According to classical thinking, the electron moving around the nucleus has a magnetic dipole moment, because it is charged. The interaction of this magnetic dipole moment with the magnetic moment of the nucleus (due to its spin) leads to hyperfine splitting.
However, due to the electron's spin, there is also hyperfine splitting for s-shell electrons, which have zero orbital angular momentum. In this case, the magnetic dipole interaction is even stronger, as the electron probability density does not vanish inside the nucleus ().
This interaction obeys the Lande interval rule: The energy level is split into energy levels, where denotes the total electron angular momentum and denotes the nuclear spin.
Usually, is of order of GHz; the hyperfine splitting is orders of magnitude smaller perturbation than the fine structure.
In a more advanced treatment, one also has to take the nuclear magnetic quadrupole moment into account. This is sometimes (?) referred to as "hyperfine structure anomaly".
In 1935, M. Schiiler and T. Schmidt proposed the existence of a nuclear quadrupole moment in order to explain anomalies in the hyperfine structure.
Carl Sagan and Frank Drake considered the hyperfine transition of hydrogen to be a sufficiently universal phenomenon so as to be used as a base unit of time and length on the Pioneer plaque and later Voyager Golden Record.
In radio astronomy, heterodyne receivers are widely used in detection of the electromagnetic signals from celestial objects. The separations among various components of a hyperfine structure are usually small enough to fit into the receiver's IF band. Because optical depth varies with frequency, strength ratios among the hyperfine components differ from that of their intrinsic intensities. From this we can derive the object's physical parameters.

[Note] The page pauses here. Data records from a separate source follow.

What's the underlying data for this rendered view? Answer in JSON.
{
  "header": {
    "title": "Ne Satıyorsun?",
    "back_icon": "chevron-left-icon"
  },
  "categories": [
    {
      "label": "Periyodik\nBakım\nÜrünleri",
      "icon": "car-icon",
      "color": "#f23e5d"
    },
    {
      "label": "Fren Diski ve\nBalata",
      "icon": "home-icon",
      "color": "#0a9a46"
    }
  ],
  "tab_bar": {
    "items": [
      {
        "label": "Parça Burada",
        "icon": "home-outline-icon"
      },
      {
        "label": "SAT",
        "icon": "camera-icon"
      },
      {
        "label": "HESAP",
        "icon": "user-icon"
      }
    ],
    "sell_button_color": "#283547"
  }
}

Due to the accuracy of hyperfine structure transition-based atomic clocks, they are now used as the basis for the definition of the second. One second is now defined to be exactly 9,192,631,770 cycles of the hyperfine structure transition frequency of caesium-133 atoms.

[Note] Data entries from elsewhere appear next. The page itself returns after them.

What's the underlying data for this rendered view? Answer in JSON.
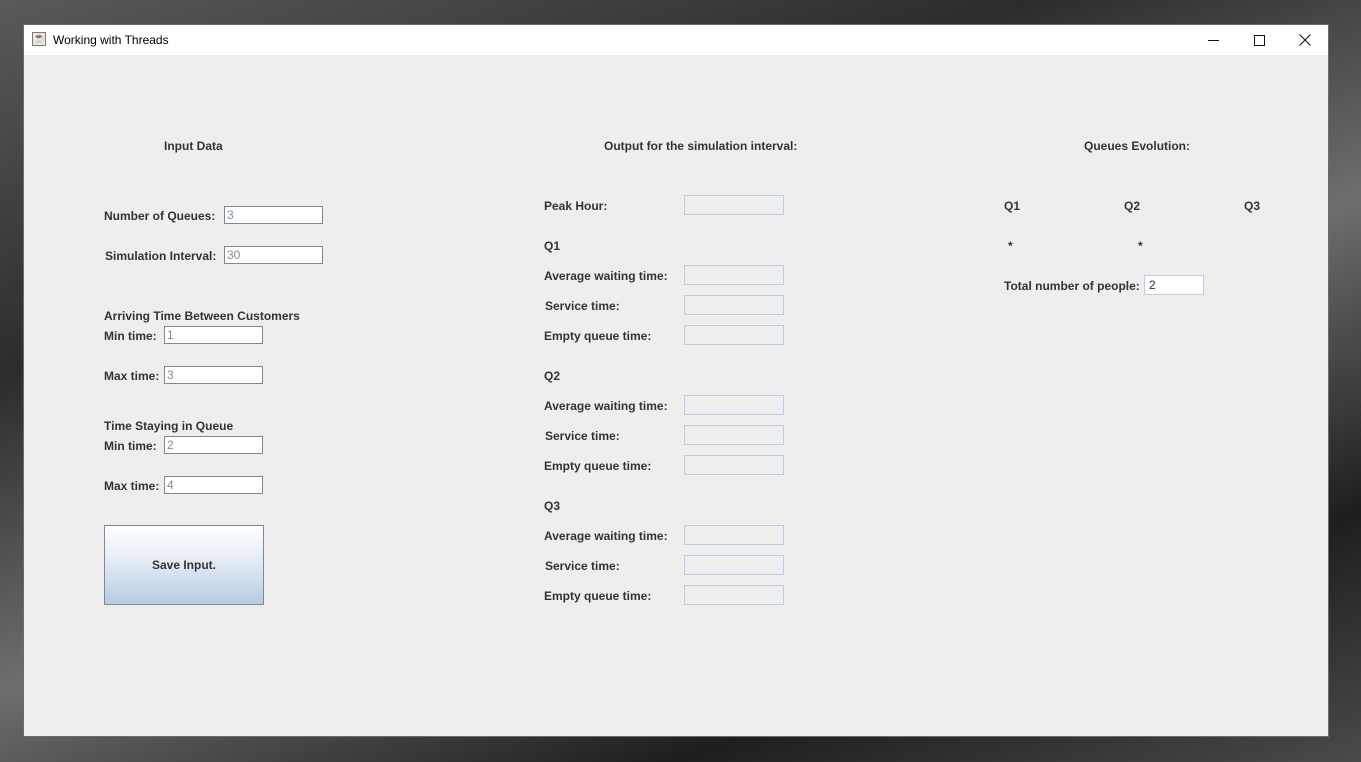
{
  "window": {
    "title": "Working with Threads"
  },
  "input": {
    "heading": "Input Data",
    "num_queues_label": "Number of Queues:",
    "num_queues_value": "3",
    "sim_interval_label": "Simulation Interval:",
    "sim_interval_value": "30",
    "arriving_heading": "Arriving Time Between Customers",
    "arriving_min_label": "Min time:",
    "arriving_min_value": "1",
    "arriving_max_label": "Max time:",
    "arriving_max_value": "3",
    "staying_heading": "Time Staying in Queue",
    "staying_min_label": "Min time:",
    "staying_min_value": "2",
    "staying_max_label": "Max time:",
    "staying_max_value": "4",
    "save_label": "Save Input."
  },
  "output": {
    "heading": "Output for the simulation interval:",
    "peak_hour_label": "Peak Hour:",
    "peak_hour_value": "",
    "queues": [
      {
        "name": "Q1",
        "avg_label": "Average waiting time:",
        "avg_value": "",
        "service_label": "Service time:",
        "service_value": "",
        "empty_label": "Empty queue time:",
        "empty_value": ""
      },
      {
        "name": "Q2",
        "avg_label": "Average waiting time:",
        "avg_value": "",
        "service_label": "Service time:",
        "service_value": "",
        "empty_label": "Empty queue time:",
        "empty_value": ""
      },
      {
        "name": "Q3",
        "avg_label": "Average waiting time:",
        "avg_value": "",
        "service_label": "Service time:",
        "service_value": "",
        "empty_label": "Empty queue time:",
        "empty_value": ""
      }
    ]
  },
  "evolution": {
    "heading": "Queues Evolution:",
    "queues": [
      {
        "name": "Q1",
        "content": "*"
      },
      {
        "name": "Q2",
        "content": "*"
      },
      {
        "name": "Q3",
        "content": ""
      }
    ],
    "total_label": "Total number of people:",
    "total_value": "2"
  }
}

Since 1983, the meter is defined by declaring the speed of light in a vacuum to be exactly 299,792,458 metres per second. Thus:
The metre is the length of the path travelled by light in vacuum during a time interval of 1/299 792 458 of a second.
The frequency associated with the states' energy separation is in the microwave region, making it possible to drive hyperfine transitions using microwave radiation. However, at present no emitter is available that can be focused to address a particular ion from a sequence. Instead, a pair of laser pulses can be used to drive the transition, by having their frequency difference (detuning) equal to the required transition's frequency. This is essentially a stimulated Raman transition.
US Patent Issued to K.K. Toshiba on Dec. 18 for "Light-Transmitting Metal Electrode Having Hyperfine Structure and Process for Preparation Thereof" (Japanese Inventors)
Dec 20, 2012; ALEXANDRIA, Va., Dec. 20 -- United States Patent no. 8,334,547, issued on Dec. 18, was assigned to K.K. Toshiba...
Laser spectroscopy of hyperfine structure in highly charged ions: a test of QED at high fields (1).(quantum electrodynamics)(Technical report)
May 01, 2007; Abstract: An overview is presented of laser spectroscopy experiments with cold, trapped, highly charged ions, which will be...
Theoretical progress in the [H.sup.+.sub.2] molecular ion: towards electron to proton mass ratio determination.(Report)
Jan 01, 2011; 1. Introduction The electron to proton mass ratio [m.sub.em.sub.p] is known with a relative accuracy of 4.3 x [10.sup.-10] ....